Library presentation explores the myth of J.R.R. Tolkien
By Jill Draper
Most people know the hugely popular “Lord of the Rings” film trilogy was adapted from books by J.R.R. Tolkien. An Englishman who survived trench warfare during World War I, he returned home to write a beloved series based on tales, poems, fictional histories and invented languages about a fantasy world called Arda and Middle Earth.
At 6 p.m. Thursday, Oct. 26, at the Red Bridge Library, Roberta Park will give a one-hour presentation on “Exploring the Mythology of J.R.R. Tolkien” with special emphasis on “The Silmarillion,” a lengthy manuscript published after his death that has been described as an atlas of nearly everything he conceived.
“A lot of people don’t realize the depth of the mythology that Tolkien created,” says Park, founding member and president of the local Tolkien Society chapter. She grew up reading his famous works like “The Hobbit” and “Lord of the Rings,” but only later discovered “The Silmarillion.”
“It’s a great book—his masterpiece, I think.
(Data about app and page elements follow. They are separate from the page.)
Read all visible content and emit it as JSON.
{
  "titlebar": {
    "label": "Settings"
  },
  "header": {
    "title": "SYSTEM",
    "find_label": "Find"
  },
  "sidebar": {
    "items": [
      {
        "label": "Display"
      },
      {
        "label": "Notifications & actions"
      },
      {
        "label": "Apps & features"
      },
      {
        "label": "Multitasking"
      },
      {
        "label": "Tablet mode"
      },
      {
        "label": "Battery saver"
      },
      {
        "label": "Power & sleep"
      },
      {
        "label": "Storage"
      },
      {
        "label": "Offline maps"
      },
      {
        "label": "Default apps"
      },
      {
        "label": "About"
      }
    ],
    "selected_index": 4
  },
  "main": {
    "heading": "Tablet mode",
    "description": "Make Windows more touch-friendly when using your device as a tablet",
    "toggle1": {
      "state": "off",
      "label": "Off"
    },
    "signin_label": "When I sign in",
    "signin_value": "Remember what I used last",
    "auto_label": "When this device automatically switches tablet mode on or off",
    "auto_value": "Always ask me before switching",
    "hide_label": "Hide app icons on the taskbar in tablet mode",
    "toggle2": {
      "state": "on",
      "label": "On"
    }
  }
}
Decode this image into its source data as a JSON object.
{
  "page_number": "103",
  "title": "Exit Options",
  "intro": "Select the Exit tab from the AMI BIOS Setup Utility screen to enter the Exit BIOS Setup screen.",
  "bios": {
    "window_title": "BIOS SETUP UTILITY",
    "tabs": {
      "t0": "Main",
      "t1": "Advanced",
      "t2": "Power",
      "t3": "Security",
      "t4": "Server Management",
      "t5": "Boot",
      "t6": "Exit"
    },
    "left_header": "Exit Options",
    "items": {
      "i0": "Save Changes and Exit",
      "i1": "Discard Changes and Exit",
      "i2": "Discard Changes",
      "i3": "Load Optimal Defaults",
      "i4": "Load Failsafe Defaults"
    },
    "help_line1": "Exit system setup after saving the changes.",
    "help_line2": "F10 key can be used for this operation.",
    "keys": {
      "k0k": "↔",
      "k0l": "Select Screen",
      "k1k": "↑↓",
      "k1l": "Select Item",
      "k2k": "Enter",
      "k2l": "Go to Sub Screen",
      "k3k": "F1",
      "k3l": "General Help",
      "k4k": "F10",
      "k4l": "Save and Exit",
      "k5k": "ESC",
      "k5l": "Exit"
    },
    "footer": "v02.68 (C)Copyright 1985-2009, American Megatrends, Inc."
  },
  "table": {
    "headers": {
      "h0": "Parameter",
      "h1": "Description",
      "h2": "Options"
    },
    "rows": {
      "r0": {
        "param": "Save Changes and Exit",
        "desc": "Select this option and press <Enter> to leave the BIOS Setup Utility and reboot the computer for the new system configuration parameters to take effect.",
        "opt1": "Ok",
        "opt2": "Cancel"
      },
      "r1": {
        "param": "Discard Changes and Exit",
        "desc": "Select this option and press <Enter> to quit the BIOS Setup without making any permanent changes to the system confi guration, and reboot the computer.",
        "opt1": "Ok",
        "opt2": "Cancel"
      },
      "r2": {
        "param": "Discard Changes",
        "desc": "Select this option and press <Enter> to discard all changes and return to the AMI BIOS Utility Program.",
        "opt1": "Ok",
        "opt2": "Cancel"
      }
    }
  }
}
I find something new every time I read it,” says Park, who notes that compared to other world-building series, Tolkien’s works contain a healing balm. “His message is that people are fundamentally good. For me, literature is all about escape. I don’t want to escape to some place like “The Game of Thrones” or “Dark Tower” where everybody is being murdered.”
According to Park, Tolkien believed that England had its own language, culture and mythology before the Norman Conquest in 1066, but most evidence was destroyed by the invaders. “His linguistic studies and his research into the evolution of language, including the invention of several forms of Elvish, was a way to fill that void,” Park says.
Her lecture on Tolkien’s hierarchy of gods, demigods, demons and the creation of the universe will include a PowerPoint show with pictures and quotes, followed by a question-and-answer period. To make a reservation, go to mymcpl.org/events.